I was told not to drive for fifteen minutes following the jab, so I wandered out of my area up to the top of Upper Belgrave Road to check out an interesting factoid I'd read while looking into the history of the reservoir at Oakfield Road, that the site of 46 Upper Belgrave Road was a bungalow, shorter than the adjacent houses, and owned by Bristol Water, kept specifically low so that the pump man at Oakfield Road could see the standpipe for the Downs Reservoir (presumably by or on the water tower on the Downs) and turn the pump off when it started overflowing. Sadly I couldn't confirm it. There is one particularly low house on that stretch, but it's number 44, and though small, it's two-storey, not a bungalow, so nothing really seems to quite fit in with the tale.
I'm writing this about nine hours after getting the jab, by the way, and haven't noticed any ill effects at all. My arm's not even sore, as it usually would be after the normal flu jab. In twelve weeks I should get an appointment to get the second dose.
The Downs are an amazing resource for Bristol, but you can't really do them justice with a photograph, especially on a dreary, waterlogged day.
...spot for a picnic, then?
Socail distancing is quite easy as long as you don't mind getting muddy.
This is a ventilation shaft for the Clifton Down Tunnel. The railway tunnel was opened in 1877, and is still in use. According to this page (which might've been put together by my friend Rob, by the looks of it!): this ventilation shaft used to be topped with crenellations, and also:
Clifton Down Tunnel is 1751 yards long. Halfway along its length there is an opening into a cave that exits half way up the cliffside of the Avon Gorge.
...so that's quite fascinating. I think it also used to connect to the Bristol Port Railway and Pier tunnel that I found in the Avon Gorge on another wander.
EDIT TO ADD (14 Oct 2021): I'm just reading Colin Maggs' The Bristol Port Railway and Pier (Oakwood Press, 1975) and the tunnel was indeed built for the Clifton Extension Railway, which linked the Bristol Port Railway line with the rest of the national network. It sounds like quite a feat of engineering, including the use of a diamond boring machine invented by Major Beaumont, MP: "Cutting facets of black diamonds were fixed round the end of a steel tube to form a kind of auger. This tube was rapidly revolved by compressed air and advanced so that its diamond points came into contact with the rock and water forced through the tube washed away grit and kept the tube cool."
I noticed I'd missed a bit of Circular Road and Ladies Mile, and it was a nice evening for a sunset wander up to Clifton. There was something I recorded along the way, not photographically but in video.
Bristol Zoo, the world's oldest provincial zoo, has recently decided to close its Clifton site after 185 years of occupation, which means that the sounds of wild animals will no longer drift incongruously through this leafy Georgian area.
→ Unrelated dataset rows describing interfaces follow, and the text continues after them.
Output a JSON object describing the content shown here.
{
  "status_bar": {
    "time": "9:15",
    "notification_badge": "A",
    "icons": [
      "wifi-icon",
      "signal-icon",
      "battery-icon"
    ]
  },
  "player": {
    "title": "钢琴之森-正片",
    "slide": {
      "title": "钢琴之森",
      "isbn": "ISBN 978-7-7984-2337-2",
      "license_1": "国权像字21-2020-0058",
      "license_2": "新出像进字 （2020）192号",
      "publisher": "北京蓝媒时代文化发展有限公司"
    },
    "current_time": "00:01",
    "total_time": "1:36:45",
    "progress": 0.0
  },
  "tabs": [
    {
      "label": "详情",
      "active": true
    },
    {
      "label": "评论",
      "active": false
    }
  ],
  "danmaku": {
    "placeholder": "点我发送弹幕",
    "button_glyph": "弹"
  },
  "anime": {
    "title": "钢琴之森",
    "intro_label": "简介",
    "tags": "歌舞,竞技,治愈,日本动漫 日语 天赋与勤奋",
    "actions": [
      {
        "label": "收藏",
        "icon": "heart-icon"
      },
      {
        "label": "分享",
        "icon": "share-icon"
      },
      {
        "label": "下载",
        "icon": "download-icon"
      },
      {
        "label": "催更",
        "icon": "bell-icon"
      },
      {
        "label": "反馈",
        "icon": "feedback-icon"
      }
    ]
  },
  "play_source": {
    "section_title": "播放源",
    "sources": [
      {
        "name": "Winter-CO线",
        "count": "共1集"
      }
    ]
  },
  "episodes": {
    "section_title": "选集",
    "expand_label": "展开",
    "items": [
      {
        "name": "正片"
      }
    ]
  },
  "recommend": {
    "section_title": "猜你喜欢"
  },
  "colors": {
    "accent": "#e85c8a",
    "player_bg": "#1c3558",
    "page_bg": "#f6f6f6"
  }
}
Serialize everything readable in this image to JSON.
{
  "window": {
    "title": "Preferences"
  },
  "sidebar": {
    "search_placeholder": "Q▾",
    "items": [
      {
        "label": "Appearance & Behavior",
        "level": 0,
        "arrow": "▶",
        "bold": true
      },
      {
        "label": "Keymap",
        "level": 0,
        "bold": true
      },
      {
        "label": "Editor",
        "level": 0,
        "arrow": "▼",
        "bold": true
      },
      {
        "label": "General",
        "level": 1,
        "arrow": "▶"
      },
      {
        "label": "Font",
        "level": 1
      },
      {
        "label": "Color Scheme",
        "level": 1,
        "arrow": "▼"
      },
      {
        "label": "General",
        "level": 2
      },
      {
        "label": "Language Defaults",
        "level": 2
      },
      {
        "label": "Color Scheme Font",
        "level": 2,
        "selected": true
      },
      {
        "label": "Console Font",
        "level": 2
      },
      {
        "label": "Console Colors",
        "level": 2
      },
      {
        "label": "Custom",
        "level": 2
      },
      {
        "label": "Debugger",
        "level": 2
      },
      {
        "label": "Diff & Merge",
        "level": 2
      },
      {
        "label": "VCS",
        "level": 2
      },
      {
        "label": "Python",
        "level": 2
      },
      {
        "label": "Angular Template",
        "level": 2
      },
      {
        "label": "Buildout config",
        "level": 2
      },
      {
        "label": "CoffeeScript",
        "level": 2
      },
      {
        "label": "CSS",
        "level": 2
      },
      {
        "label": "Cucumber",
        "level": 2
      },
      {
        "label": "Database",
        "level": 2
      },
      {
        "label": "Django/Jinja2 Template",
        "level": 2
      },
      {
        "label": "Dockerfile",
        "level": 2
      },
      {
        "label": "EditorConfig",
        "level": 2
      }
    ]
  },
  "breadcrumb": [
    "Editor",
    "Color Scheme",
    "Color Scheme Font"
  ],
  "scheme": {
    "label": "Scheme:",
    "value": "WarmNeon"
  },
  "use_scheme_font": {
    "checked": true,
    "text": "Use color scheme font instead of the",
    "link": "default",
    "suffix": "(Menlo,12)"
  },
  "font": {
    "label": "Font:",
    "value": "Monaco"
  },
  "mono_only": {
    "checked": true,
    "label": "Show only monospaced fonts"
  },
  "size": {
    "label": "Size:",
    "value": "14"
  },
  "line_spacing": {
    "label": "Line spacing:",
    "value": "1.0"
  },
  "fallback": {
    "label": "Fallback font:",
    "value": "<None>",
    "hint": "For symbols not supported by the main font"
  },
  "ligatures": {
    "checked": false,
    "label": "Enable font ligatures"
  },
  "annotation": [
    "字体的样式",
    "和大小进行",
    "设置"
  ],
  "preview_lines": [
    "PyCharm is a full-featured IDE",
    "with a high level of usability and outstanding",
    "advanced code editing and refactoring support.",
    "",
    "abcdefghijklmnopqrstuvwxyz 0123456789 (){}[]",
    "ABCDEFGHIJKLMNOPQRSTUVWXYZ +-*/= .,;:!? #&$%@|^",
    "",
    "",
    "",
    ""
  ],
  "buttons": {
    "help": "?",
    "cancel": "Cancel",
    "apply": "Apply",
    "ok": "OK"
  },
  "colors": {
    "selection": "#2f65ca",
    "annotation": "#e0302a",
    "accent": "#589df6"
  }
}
They're moving everything up to their existing second site, The Wild Place Project near Cribbs Causeway. As I was wandering the Downs, I heard some fierce roaring noises, so I decided to see if I could get a little closer while they were still going on and record a sound that's soon to disappear.
I don't have a way yet to put video directly on this site, so here's a link to the video of my attempt to catch a bit of the zoo noises that I just popped on YouTube. It's sad that this might be the last time I hear such noises in Clifton.
The Very Special Wildflower Meadow hasn't got any flower in it yet, that I could see. But I suppose it's only April.
It's prettier from a distance.